DATA SHOWN section start
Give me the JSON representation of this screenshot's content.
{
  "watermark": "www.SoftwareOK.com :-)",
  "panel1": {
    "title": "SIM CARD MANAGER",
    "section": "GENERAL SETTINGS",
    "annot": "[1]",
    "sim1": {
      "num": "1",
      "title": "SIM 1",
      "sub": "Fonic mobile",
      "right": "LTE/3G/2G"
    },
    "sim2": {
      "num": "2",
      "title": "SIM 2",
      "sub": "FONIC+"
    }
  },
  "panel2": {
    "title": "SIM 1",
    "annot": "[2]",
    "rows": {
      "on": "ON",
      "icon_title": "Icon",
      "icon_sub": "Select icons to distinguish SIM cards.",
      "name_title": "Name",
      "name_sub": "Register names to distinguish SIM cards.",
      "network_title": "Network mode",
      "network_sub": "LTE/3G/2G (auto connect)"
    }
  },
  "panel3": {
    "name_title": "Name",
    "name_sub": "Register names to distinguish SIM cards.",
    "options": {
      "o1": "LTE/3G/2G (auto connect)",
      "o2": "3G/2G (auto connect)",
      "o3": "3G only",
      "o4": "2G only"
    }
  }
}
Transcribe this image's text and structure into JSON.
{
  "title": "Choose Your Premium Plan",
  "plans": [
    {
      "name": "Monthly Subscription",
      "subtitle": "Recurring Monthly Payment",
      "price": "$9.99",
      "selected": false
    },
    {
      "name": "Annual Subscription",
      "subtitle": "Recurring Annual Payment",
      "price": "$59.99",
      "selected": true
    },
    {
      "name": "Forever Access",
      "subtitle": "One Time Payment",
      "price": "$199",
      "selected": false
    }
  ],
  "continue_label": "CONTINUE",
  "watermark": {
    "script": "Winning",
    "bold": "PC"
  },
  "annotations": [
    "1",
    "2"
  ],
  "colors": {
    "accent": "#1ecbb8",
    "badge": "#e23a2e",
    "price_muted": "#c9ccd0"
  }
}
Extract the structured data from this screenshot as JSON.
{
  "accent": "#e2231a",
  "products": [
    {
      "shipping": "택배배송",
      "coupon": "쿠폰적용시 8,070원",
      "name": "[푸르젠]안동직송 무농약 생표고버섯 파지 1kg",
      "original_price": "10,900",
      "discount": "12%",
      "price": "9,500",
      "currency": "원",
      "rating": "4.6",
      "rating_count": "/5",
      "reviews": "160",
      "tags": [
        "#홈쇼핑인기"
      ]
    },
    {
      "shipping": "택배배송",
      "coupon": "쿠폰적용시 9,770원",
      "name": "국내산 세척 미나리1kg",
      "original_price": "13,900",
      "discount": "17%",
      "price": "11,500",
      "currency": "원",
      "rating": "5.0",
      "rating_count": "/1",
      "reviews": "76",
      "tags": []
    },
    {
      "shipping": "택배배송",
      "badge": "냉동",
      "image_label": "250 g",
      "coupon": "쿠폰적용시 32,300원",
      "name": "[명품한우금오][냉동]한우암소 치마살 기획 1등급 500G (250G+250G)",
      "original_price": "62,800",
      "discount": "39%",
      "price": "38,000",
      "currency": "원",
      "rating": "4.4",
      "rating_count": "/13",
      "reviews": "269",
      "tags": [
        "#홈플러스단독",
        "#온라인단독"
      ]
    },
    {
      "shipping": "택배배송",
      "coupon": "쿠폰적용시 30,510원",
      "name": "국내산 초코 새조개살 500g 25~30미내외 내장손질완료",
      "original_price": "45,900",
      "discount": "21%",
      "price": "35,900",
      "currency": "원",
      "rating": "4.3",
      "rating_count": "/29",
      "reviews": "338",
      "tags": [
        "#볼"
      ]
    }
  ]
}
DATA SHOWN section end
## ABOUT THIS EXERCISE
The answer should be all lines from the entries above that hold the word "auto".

## THE COMPLETED TASK
      "network_sub": "LTE/3G/2G (auto connect)"
      "o1": "LTE/3G/2G (auto connect)",
      "o2": "3G/2G (auto connect)",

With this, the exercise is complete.